Orbitals with the lowest principal quantum number (n) have the lowest energy and will fill up first. Within a shell, there may be several orbitals with the same principal quantum number. In that case, more specific rules must be applied. For example, the three p orbitals of a given shell all occur at the same energy level. So, how are they filled up? ans: all the three p orbitals have same energy so while filling the p orbitals we can fill any one of the Px, Py or Pz first. it is a convention that we chose to fill Px first ,then Py and then Pz for our simplicity. Hence you can opt for filling these three orbitals from right to left also.

Hund's Rule[edit]

According to Hund's rule, orbitals of the same energy are each filled with one electron before filling any with a second. Also, these first electrons have the same spin.

This rule is sometimes called the "bus seating rule". As people load onto a bus, each person takes his own seat, sitting alone.
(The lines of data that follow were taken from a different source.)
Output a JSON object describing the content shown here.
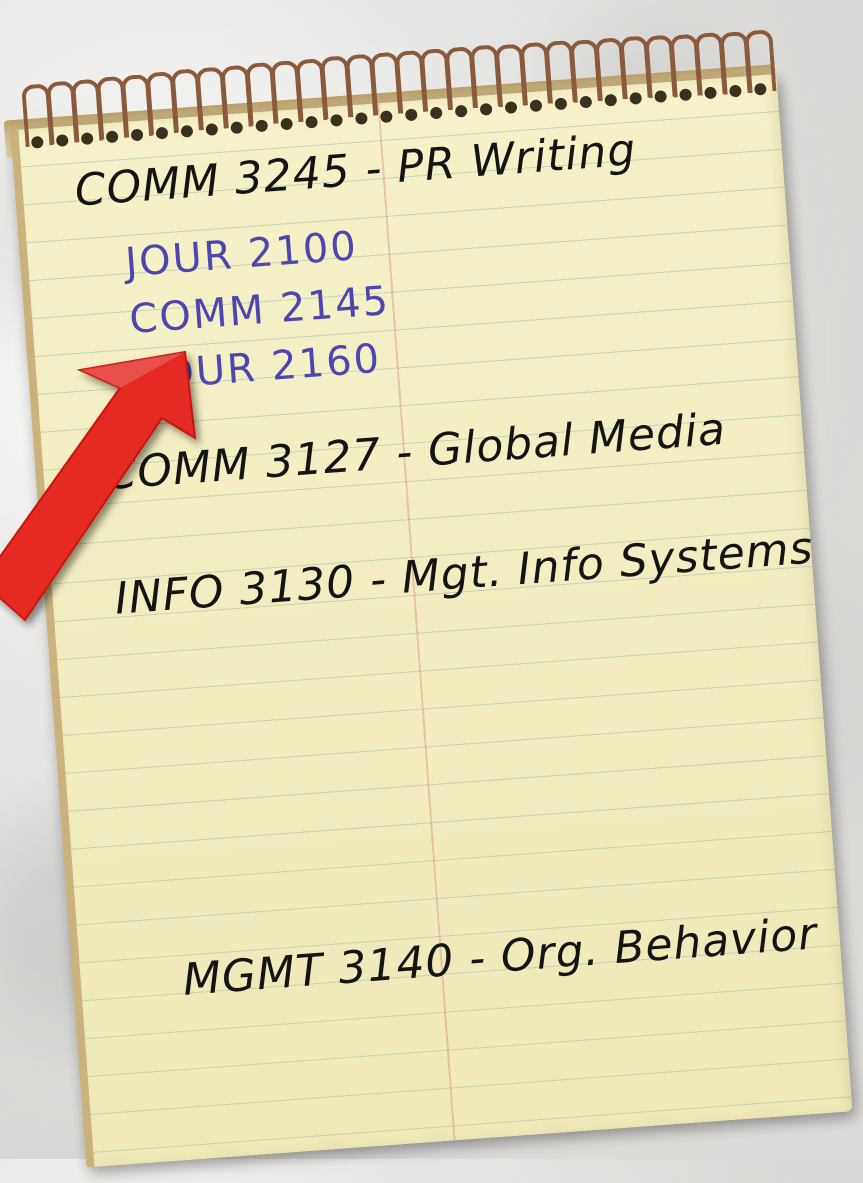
{
  "notepad": {
    "lines": [
      {
        "text": "COMM 3245 - PR Writing",
        "kind": "course"
      },
      {
        "text": "JOUR 2100",
        "kind": "prereq"
      },
      {
        "text": "COMM 2145",
        "kind": "prereq"
      },
      {
        "text": "JOUR 2160",
        "kind": "prereq"
      },
      {
        "text": "COMM 3127 - Global Media",
        "kind": "course"
      },
      {
        "text": "INFO 3130 - Mgt. Info Systems",
        "kind": "course"
      },
      {
        "text": "MGMT 3140 - Org. Behavior",
        "kind": "course"
      }
    ]
  },
  "colors": {
    "paper": "#f4efc2",
    "ink_black": "#141414",
    "ink_blue": "#4d46b0",
    "arrow": "#e42a20",
    "coil": "#8a5a3a"
  },
  "icons": {
    "arrow": "red-arrow-icon"
  }
}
Only after all the seats have been filled will people start doubling up.

Pauli Exclusion principle[edit]

No two electrons can have all four quantum numbers the same. What this translates to in terms of our picture of orbitals is that each orbital can only hold two electrons, one "spin up" (+½) and one "spin down" (-½).
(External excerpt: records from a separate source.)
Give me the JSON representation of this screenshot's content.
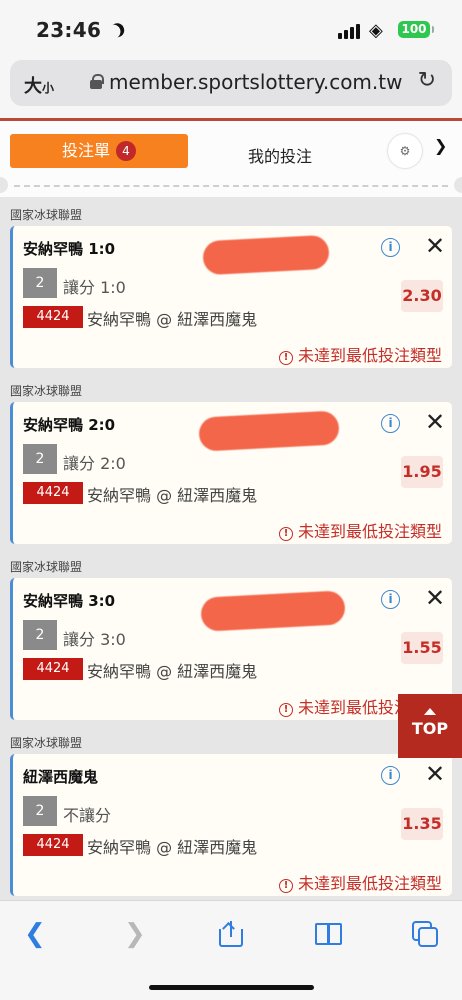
{
  "status_bar": {
    "time": "23:46",
    "battery": "100"
  },
  "browser": {
    "text_size_label": "大",
    "text_size_small": "小",
    "url": "member.sportslottery.com.tw"
  },
  "tabs": {
    "active_label": "投注單",
    "active_count": "4",
    "other_label": "我的投注"
  },
  "top_button": "TOP",
  "bets": [
    {
      "league": "國家冰球聯盟",
      "title": "安納罕鴨 1:0",
      "pill": "2",
      "bet_type": "讓分 1:0",
      "odds": "2.30",
      "code": "4424",
      "match": "安納罕鴨 @ 紐澤西魔鬼",
      "warning": "未達到最低投注類型"
    },
    {
      "league": "國家冰球聯盟",
      "title": "安納罕鴨 2:0",
      "pill": "2",
      "bet_type": "讓分 2:0",
      "odds": "1.95",
      "code": "4424",
      "match": "安納罕鴨 @ 紐澤西魔鬼",
      "warning": "未達到最低投注類型"
    },
    {
      "league": "國家冰球聯盟",
      "title": "安納罕鴨 3:0",
      "pill": "2",
      "bet_type": "讓分 3:0",
      "odds": "1.55",
      "code": "4424",
      "match": "安納罕鴨 @ 紐澤西魔鬼",
      "warning": "未達到最低投注類型"
    },
    {
      "league": "國家冰球聯盟",
      "title": "紐澤西魔鬼",
      "pill": "2",
      "bet_type": "不讓分",
      "odds": "1.35",
      "code": "4424",
      "match": "安納罕鴨 @ 紐澤西魔鬼",
      "warning": "未達到最低投注類型"
    }
  ],
  "colors": {
    "accent": "#f7811f",
    "badge": "#c0282a",
    "odds": "#c42e29",
    "card_border": "#4a8fd6",
    "ios_blue": "#2f7de1"
  },
  "icons": [
    "moon-icon",
    "signal-icon",
    "wifi-icon",
    "lock-icon",
    "reload-icon",
    "gear-icon",
    "chevron-down-icon",
    "info-icon",
    "close-icon",
    "warning-icon",
    "back-icon",
    "forward-icon",
    "share-icon",
    "bookmarks-icon",
    "tabs-icon"
  ]
}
This animation demonstrates the Aufbau principle, Hund's Rule, and the Pauli Exclusion principle.

Orbital Order[edit]

1s, 2s, 2p, 3s, 3p, 4s, 3d, 4p, 5s, 4d, 5p, 6s, 4f, 5d, 6p, 7s, 5f, 6d, 7p, 8s.

Although this looks confusing, there is an easy way to remember.

Electron configuration order.gif

Understanding the above rules and diagrams will allow you to determine the electron configuration of almost any atom or ion.

How to Write the Electron Configuration of an Atom[edit]

Electron-configuration notation is relatively straightforward. Calcium, for example, would be 1s22s22p63s23p64s2. This could be abbreviated by using the preceding noble gas (the elements found all the way on the right of the periodic table) as [Ar]4s2, where Ar is argon. Noble gasses have very stable configurations, and are extremely reluctant to lose electrons.

Rule of Stability[edit]

A subshell is particularly stable if it is half full or full. Given two configurations, the atom would "choose" the more stable one.

Example: In the following configuration, Cu: [Ar]4s23d9, copper's d shell is just one away from stability, and therefore, one electron from the s shell jumps into the d shell: [Ar]4s13d10. This way, the d shell is full, and is therefore stable, and the s shell is half full, and is also stable.


Another example: Chromium has a configuration of [Ar]4s13d5, although you would expect to see four d electrons instead of five. This is because an s electron has jumped into the d orbital, giving the atom two half-full shells—much more stable than a d orbital with only four electrons.

The stability rule applies to atoms in the same group as chromium and copper.

If one of these atoms has been ionized, that is, it loses an electron, it will come from the s orbital rather than the d orbital. For instance, the configuration of Cu+ is [Ar]4s03d10. If more electrons are removed, they will come from the d orbital.


The spin of an electron creates a magnetic field (albeit ridiculously weak), so unpaired electrons create a small magnetic field. Paired electrons have opposite spin, so the magnetic fields cancel each other out, leading to diamagnetism.

Magnetism is a well-known effect. Chances are, you have magnets on your refrigerator. As you already know, only certain elements are magnetic. Electron configurations help to explain why.

Diamagnetism is actually a very weak repulsion to magnetic fields. All elements have diamagnestism to some degree. It occurs when there are pair electrons.

Paramagnetism is an attraction to external magnetic fields. It is also very weak. It occurs whenever there is an unpaired electron in an orbital.

Ferromagnetism is the permanent magnetism that we encounter in our daily lives. It only occurs at room temperature with three elements: iron (Fe), nickel (Ni), and cobalt (Co).